Retype, exactly and completely, the listing that comes next, skipping its images.
· · · ·
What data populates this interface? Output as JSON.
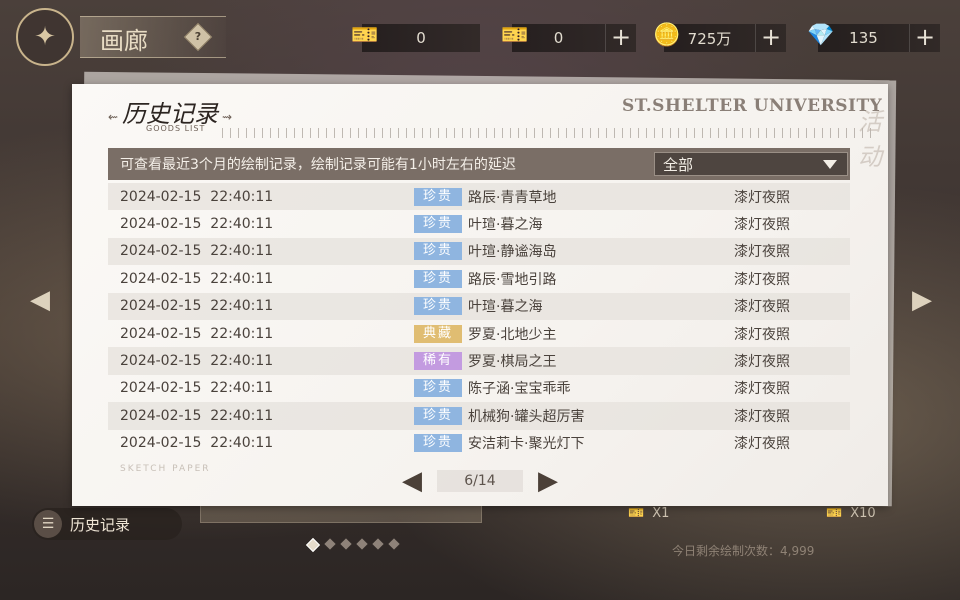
{
  "header": {
    "title": "画廊",
    "help": "?",
    "resources": [
      {
        "icon": "ticket-icon",
        "value": "0",
        "plus": false
      },
      {
        "icon": "ticket-icon",
        "value": "0",
        "plus": true
      },
      {
        "icon": "coin-icon",
        "value": "725万",
        "plus": true
      },
      {
        "icon": "gem-icon",
        "value": "135",
        "plus": true
      }
    ],
    "plus_label": "+"
  },
  "modal": {
    "title": "历史记录",
    "subtitle": "GOODS LIST",
    "brand": "ST.SHELTER UNIVERSITY",
    "watermark": "活动",
    "note": "可查看最近3个月的绘制记录，绘制记录可能有1小时左右的延迟",
    "filter_value": "全部",
    "sketch_label": "SKETCH PAPER",
    "page": "6/14",
    "records": [
      {
        "date": "2024-02-15",
        "time": "22:40:11",
        "rarity": "珍贵",
        "rarity_color": "#8fb5e0",
        "item": "路辰·青青草地",
        "source": "漆灯夜照"
      },
      {
        "date": "2024-02-15",
        "time": "22:40:11",
        "rarity": "珍贵",
        "rarity_color": "#8fb5e0",
        "item": "叶瑄·暮之海",
        "source": "漆灯夜照"
      },
      {
        "date": "2024-02-15",
        "time": "22:40:11",
        "rarity": "珍贵",
        "rarity_color": "#8fb5e0",
        "item": "叶瑄·静谧海岛",
        "source": "漆灯夜照"
      },
      {
        "date": "2024-02-15",
        "time": "22:40:11",
        "rarity": "珍贵",
        "rarity_color": "#8fb5e0",
        "item": "路辰·雪地引路",
        "source": "漆灯夜照"
      },
      {
        "date": "2024-02-15",
        "time": "22:40:11",
        "rarity": "珍贵",
        "rarity_color": "#8fb5e0",
        "item": "叶瑄·暮之海",
        "source": "漆灯夜照"
      },
      {
        "date": "2024-02-15",
        "time": "22:40:11",
        "rarity": "典藏",
        "rarity_color": "#e0bd72",
        "item": "罗夏·北地少主",
        "source": "漆灯夜照"
      },
      {
        "date": "2024-02-15",
        "time": "22:40:11",
        "rarity": "稀有",
        "rarity_color": "#c39be0",
        "item": "罗夏·棋局之王",
        "source": "漆灯夜照"
      },
      {
        "date": "2024-02-15",
        "time": "22:40:11",
        "rarity": "珍贵",
        "rarity_color": "#8fb5e0",
        "item": "陈子涵·宝宝乖乖",
        "source": "漆灯夜照"
      },
      {
        "date": "2024-02-15",
        "time": "22:40:11",
        "rarity": "珍贵",
        "rarity_color": "#8fb5e0",
        "item": "机械狗·罐头超厉害",
        "source": "漆灯夜照"
      },
      {
        "date": "2024-02-15",
        "time": "22:40:11",
        "rarity": "珍贵",
        "rarity_color": "#8fb5e0",
        "item": "安洁莉卡·聚光灯下",
        "source": "漆灯夜照"
      }
    ]
  },
  "footer": {
    "history_button": "历史记录",
    "draw_one": "X1",
    "draw_ten": "X10",
    "remaining": "今日剩余绘制次数：4,999"
  }
}
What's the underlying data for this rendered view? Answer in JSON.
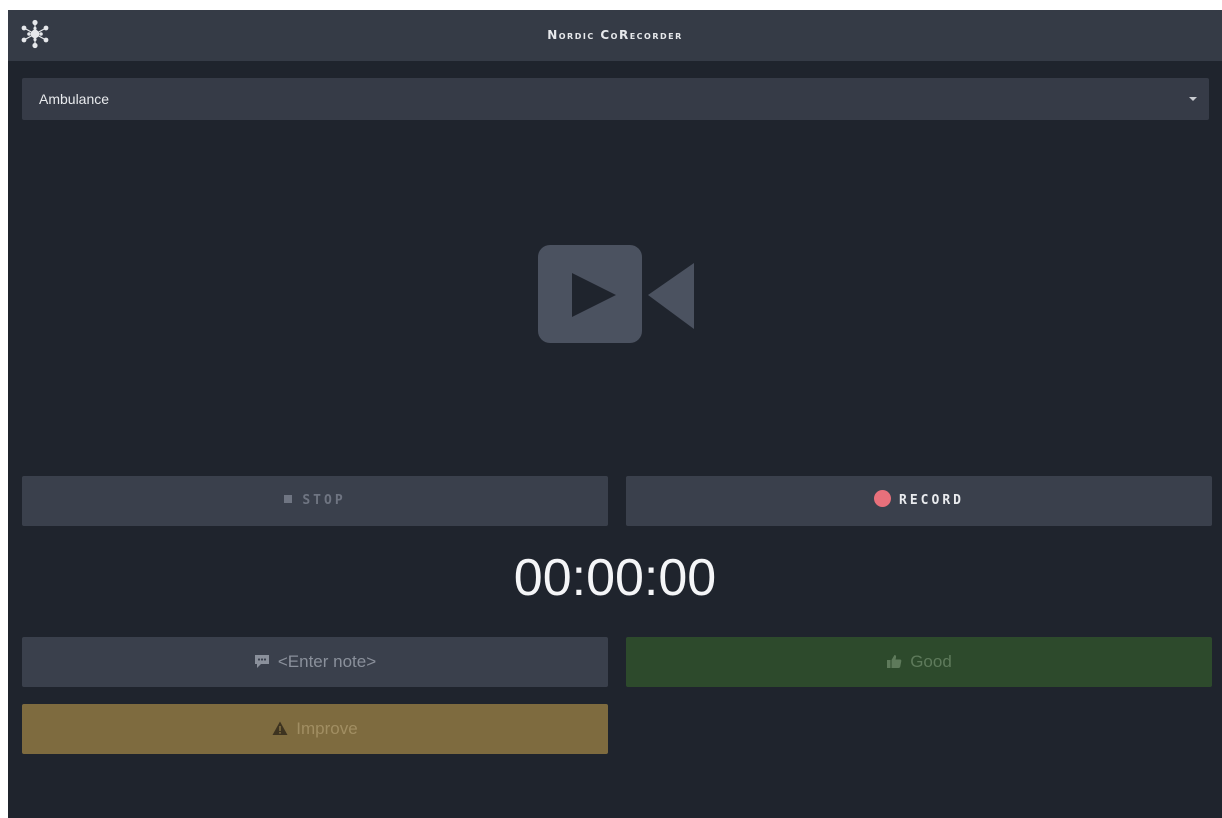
{
  "app": {
    "title": "Nordic CoRecorder",
    "logo_icon": "molecule-logo-icon"
  },
  "profile_select": {
    "value": "Ambulance"
  },
  "video": {
    "placeholder_icon": "video-camera-icon"
  },
  "controls": {
    "stop_label": "STOP",
    "record_label": "RECORD",
    "timer": "00:00:00",
    "note_label": "<Enter note>",
    "good_label": "Good",
    "improve_label": "Improve"
  },
  "colors": {
    "background": "#1f242d",
    "titlebar": "#353b46",
    "button": "#3a404c",
    "record_dot": "#e8707b",
    "good": "#2d4a2c",
    "improve": "#7e6b3f"
  }
}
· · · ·
→ **EXPECTED ANSWER**
What data populates this interface? Output as JSON.
{
  "header": {
    "title": "画廊",
    "help": "?",
    "resources": [
      {
        "icon": "ticket-icon",
        "value": "0",
        "plus": false
      },
      {
        "icon": "ticket-icon",
        "value": "0",
        "plus": true
      },
      {
        "icon": "coin-icon",
        "value": "725万",
        "plus": true
      },
      {
        "icon": "gem-icon",
        "value": "135",
        "plus": true
      }
    ],
    "plus_label": "+"
  },
  "modal": {
    "title": "历史记录",
    "subtitle": "GOODS LIST",
    "brand": "ST.SHELTER UNIVERSITY",
    "watermark": "活动",
    "note": "可查看最近3个月的绘制记录，绘制记录可能有1小时左右的延迟",
    "filter_value": "全部",
    "sketch_label": "SKETCH PAPER",
    "page": "6/14",
    "records": [
      {
        "date": "2024-02-15",
        "time": "22:40:11",
        "rarity": "珍贵",
        "rarity_color": "#8fb5e0",
        "item": "路辰·青青草地",
        "source": "漆灯夜照"
      },
      {
        "date": "2024-02-15",
        "time": "22:40:11",
        "rarity": "珍贵",
        "rarity_color": "#8fb5e0",
        "item": "叶瑄·暮之海",
        "source": "漆灯夜照"
      },
      {
        "date": "2024-02-15",
        "time": "22:40:11",
        "rarity": "珍贵",
        "rarity_color": "#8fb5e0",
        "item": "叶瑄·静谧海岛",
        "source": "漆灯夜照"
      },
      {
        "date": "2024-02-15",
        "time": "22:40:11",
        "rarity": "珍贵",
        "rarity_color": "#8fb5e0",
        "item": "路辰·雪地引路",
        "source": "漆灯夜照"
      },
      {
        "date": "2024-02-15",
        "time": "22:40:11",
        "rarity": "珍贵",
        "rarity_color": "#8fb5e0",
        "item": "叶瑄·暮之海",
        "source": "漆灯夜照"
      },
      {
        "date": "2024-02-15",
        "time": "22:40:11",
        "rarity": "典藏",
        "rarity_color": "#e0bd72",
        "item": "罗夏·北地少主",
        "source": "漆灯夜照"
      },
      {
        "date": "2024-02-15",
        "time": "22:40:11",
        "rarity": "稀有",
        "rarity_color": "#c39be0",
        "item": "罗夏·棋局之王",
        "source": "漆灯夜照"
      },
      {
        "date": "2024-02-15",
        "time": "22:40:11",
        "rarity": "珍贵",
        "rarity_color": "#8fb5e0",
        "item": "陈子涵·宝宝乖乖",
        "source": "漆灯夜照"
      },
      {
        "date": "2024-02-15",
        "time": "22:40:11",
        "rarity": "珍贵",
        "rarity_color": "#8fb5e0",
        "item": "机械狗·罐头超厉害",
        "source": "漆灯夜照"
      },
      {
        "date": "2024-02-15",
        "time": "22:40:11",
        "rarity": "珍贵",
        "rarity_color": "#8fb5e0",
        "item": "安洁莉卡·聚光灯下",
        "source": "漆灯夜照"
      }
    ]
  },
  "footer": {
    "history_button": "历史记录",
    "draw_one": "X1",
    "draw_ten": "X10",
    "remaining": "今日剩余绘制次数：4,999"
  }
}
What's the underlying data for this rendered view? Answer in JSON.
{
  "app": {
    "title": "Nordic CoRecorder",
    "logo_icon": "molecule-logo-icon"
  },
  "profile_select": {
    "value": "Ambulance"
  },
  "video": {
    "placeholder_icon": "video-camera-icon"
  },
  "controls": {
    "stop_label": "STOP",
    "record_label": "RECORD",
    "timer": "00:00:00",
    "note_label": "<Enter note>",
    "good_label": "Good",
    "improve_label": "Improve"
  },
  "colors": {
    "background": "#1f242d",
    "titlebar": "#353b46",
    "button": "#3a404c",
    "record_dot": "#e8707b",
    "good": "#2d4a2c",
    "improve": "#7e6b3f"
  }
}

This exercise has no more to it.